Integration a Realistic Imperative?
“If there’s one issue that ties climate change and conflict together in South Asia, it’s water,” said senior advisor for natural resource management at USAID’s Asia and Middle East Bureaus, Mary Melnyk. It is “fundamental to some of the existing tensions” in many conflict-affected communities and could alsocontribute to future tensions, she said. Changing weather patterns mean less rainfall; retreating glaciers and snowpack are already decreasing downstream flows; and monsoons are less predictable. At the same time, demand for water is growing because of increases in population and water use, particularly by industry in the region.

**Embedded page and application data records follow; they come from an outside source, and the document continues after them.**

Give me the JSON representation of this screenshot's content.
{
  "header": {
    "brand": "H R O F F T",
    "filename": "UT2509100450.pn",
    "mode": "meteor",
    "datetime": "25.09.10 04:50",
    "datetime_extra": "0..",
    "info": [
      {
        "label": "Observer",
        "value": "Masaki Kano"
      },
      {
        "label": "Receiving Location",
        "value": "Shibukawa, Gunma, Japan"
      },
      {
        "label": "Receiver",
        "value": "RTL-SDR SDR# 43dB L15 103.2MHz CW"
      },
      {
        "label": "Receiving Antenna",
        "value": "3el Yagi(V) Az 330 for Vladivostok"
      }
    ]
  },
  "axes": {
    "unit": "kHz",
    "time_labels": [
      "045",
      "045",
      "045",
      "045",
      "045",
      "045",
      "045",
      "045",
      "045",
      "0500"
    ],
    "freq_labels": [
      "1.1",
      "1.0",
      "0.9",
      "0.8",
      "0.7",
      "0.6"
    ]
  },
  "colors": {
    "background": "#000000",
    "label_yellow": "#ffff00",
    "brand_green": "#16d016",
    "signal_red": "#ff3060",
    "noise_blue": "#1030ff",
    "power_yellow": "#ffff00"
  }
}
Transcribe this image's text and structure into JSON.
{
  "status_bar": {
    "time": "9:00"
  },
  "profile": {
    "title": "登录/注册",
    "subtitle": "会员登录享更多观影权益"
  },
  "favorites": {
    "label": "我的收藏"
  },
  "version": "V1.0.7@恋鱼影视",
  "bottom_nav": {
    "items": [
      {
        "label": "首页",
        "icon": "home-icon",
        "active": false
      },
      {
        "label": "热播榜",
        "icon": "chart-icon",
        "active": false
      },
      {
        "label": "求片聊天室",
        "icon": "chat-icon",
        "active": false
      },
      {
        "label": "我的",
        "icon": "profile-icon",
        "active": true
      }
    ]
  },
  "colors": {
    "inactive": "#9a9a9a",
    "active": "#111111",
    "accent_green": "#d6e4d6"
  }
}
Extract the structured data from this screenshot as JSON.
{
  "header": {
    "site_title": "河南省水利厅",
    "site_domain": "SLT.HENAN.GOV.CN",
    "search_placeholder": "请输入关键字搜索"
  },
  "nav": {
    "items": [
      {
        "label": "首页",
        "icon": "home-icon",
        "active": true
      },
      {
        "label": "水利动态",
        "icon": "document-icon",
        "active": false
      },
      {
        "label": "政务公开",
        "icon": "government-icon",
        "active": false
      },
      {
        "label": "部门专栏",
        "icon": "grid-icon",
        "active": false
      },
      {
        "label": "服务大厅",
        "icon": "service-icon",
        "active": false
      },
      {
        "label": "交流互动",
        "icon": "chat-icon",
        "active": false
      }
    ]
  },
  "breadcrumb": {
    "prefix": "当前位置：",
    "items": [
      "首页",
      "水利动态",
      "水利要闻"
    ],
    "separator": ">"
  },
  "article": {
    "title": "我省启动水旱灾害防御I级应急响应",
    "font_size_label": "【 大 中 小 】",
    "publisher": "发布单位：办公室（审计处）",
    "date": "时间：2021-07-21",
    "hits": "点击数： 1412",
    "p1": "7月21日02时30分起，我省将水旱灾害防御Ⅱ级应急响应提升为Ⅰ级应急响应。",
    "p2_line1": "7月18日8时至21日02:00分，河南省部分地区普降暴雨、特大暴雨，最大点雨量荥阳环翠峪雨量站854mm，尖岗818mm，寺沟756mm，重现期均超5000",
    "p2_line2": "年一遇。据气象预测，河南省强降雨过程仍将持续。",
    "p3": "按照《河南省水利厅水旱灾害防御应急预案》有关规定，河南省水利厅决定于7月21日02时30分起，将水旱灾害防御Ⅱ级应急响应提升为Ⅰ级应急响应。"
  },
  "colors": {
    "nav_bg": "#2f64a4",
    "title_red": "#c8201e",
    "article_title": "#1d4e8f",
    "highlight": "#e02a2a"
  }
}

USAID is looking to address these issues with an “integrated approach that recognizes this dynamic”. Melynk highlighted how USAID’s water security efforts increase food security, decrease susceptibility to extreme weather events, and reduce tensions that can result from competition over water.
“We also recognize, not only is [water management] complex, but we also have scarce resources,” Melnyk continued. “We’re looking for multiple benefits in our interventions.”

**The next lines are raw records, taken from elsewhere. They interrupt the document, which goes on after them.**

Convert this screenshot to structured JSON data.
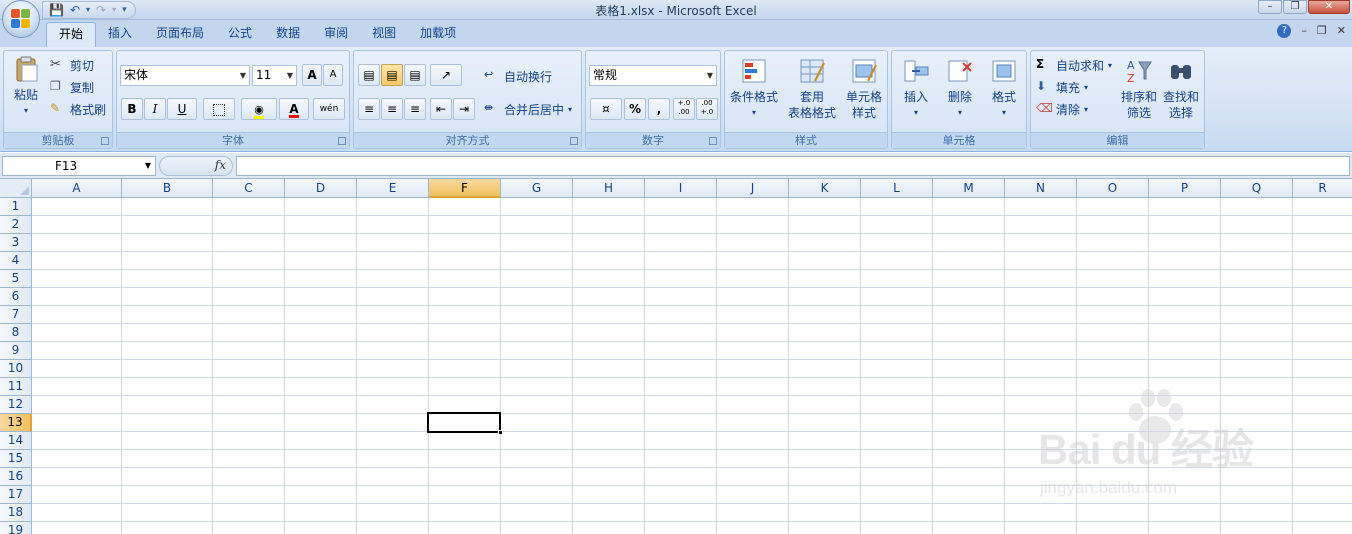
{
  "title_bar": {
    "title": "表格1.xlsx - Microsoft Excel"
  },
  "tabs": [
    "开始",
    "插入",
    "页面布局",
    "公式",
    "数据",
    "审阅",
    "视图",
    "加载项"
  ],
  "active_tab": "开始",
  "ribbon": {
    "clipboard": {
      "title": "剪贴板",
      "paste": "粘贴",
      "cut": "剪切",
      "copy": "复制",
      "format_painter": "格式刷"
    },
    "font": {
      "title": "字体",
      "font_name": "宋体",
      "font_size": "11",
      "grow": "A",
      "shrink": "A",
      "bold": "B",
      "italic": "I",
      "underline": "U",
      "phonetic": "wén"
    },
    "alignment": {
      "title": "对齐方式",
      "wrap_text": "自动换行",
      "merge_center": "合并后居中"
    },
    "number": {
      "title": "数字",
      "format": "常规",
      "percent": "%",
      "comma": ",",
      "inc_decimal": "+.0 .00",
      "dec_decimal": ".00 +.0"
    },
    "styles": {
      "title": "样式",
      "conditional": "条件格式",
      "table_line1": "套用",
      "table_line2": "表格格式",
      "cell_line1": "单元格",
      "cell_line2": "样式"
    },
    "cells": {
      "title": "单元格",
      "insert": "插入",
      "delete": "删除",
      "format": "格式"
    },
    "editing": {
      "title": "编辑",
      "autosum": "自动求和",
      "fill": "填充",
      "clear": "清除",
      "sort_line1": "排序和",
      "sort_line2": "筛选",
      "find_line1": "查找和",
      "find_line2": "选择"
    }
  },
  "formula_bar": {
    "name_box": "F13",
    "fx": "fx",
    "value": ""
  },
  "sheet": {
    "columns": [
      "A",
      "B",
      "C",
      "D",
      "E",
      "F",
      "G",
      "H",
      "I",
      "J",
      "K",
      "L",
      "M",
      "N",
      "O",
      "P",
      "Q",
      "R"
    ],
    "rows": [
      "1",
      "2",
      "3",
      "4",
      "5",
      "6",
      "7",
      "8",
      "9",
      "10",
      "11",
      "12",
      "13",
      "14",
      "15",
      "16",
      "17",
      "18",
      "19"
    ],
    "active_column": "F",
    "active_row": "13"
  },
  "watermark": {
    "main": "Bai  du 经验",
    "sub": "jingyan.baidu.com"
  },
  "colors": {
    "accent": "#15428b",
    "selection": "#f9d99f",
    "gridline": "#d0d7e5",
    "ribbon": "#dfe9f5"
  }
}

“‘Integrated’ water resources management is the way to go,” agreed Michel. “Who would be for ‘fragmented’ and ‘ad hoc’ water resources management?” But “integration is probably working better as an incantation than it is in implementation,” he continued. “If you want to move on from the verbiage of ‘integrated water resources management,’ you have to ask, ‘well, what’s being integrated? How many sectors are we talking about? Who are the stakeholders?’”
Where there are competing interests, choices have to be made. “That’s where it’s so important to identify the granularity, the complexity, the local implications. Because we have to be aware of what interests are being favored in the power relationships that may exist within these decision-making structures.”
Preparing for Known Unknowns
Part of the challenge in planning for climate change adaptation is the lack of available data in South Asia. Michel pointed out that the inhospitable landscape of the region makes it difficult to gather information. “There are more weather stations in Switzerland than the entire Tibetan Plateau which is 60 times its size,” he said to illustrate his point. “How are we going to adapt, how are we going to build resilience if we don’t even know what we’re building resiliency to?”
While the panelists agreed there was a need for better information about how exactly the environment is changing, they also pointed out that there are many aspects of climate change that are, by their nature, unpredictable, and adaptation plans should reflect this uncertainty.
The case studies offered a few general recommendations for improving resilience, including considering planned migration as a valid option, encouraging private sector involvement in alternative livelihoods creation, and improving access to quality education to allow community members to be less dependent on climate-sensitive livelihoods like farming and fishing.
“Building resilience should help address the root causes of vulnerability, creating increased capacity to be able to adapt to a range of possible climate futures,” said Vivekananda. If adaptation efforts are too narrowly focused on “specific climate impacts” and “they don’t play out, in a fragile context that could be quite destabilizing and seen as a wasted opportunity.”
“We want to make our systems not only resilient,” Michel said, “but robust to change.”
Case studies for India, Pakistan, and Nepal, and an executive summary of the research can be found on International Alert's website.
Drafted by Carolyn Lamere, edited by Schuyler Null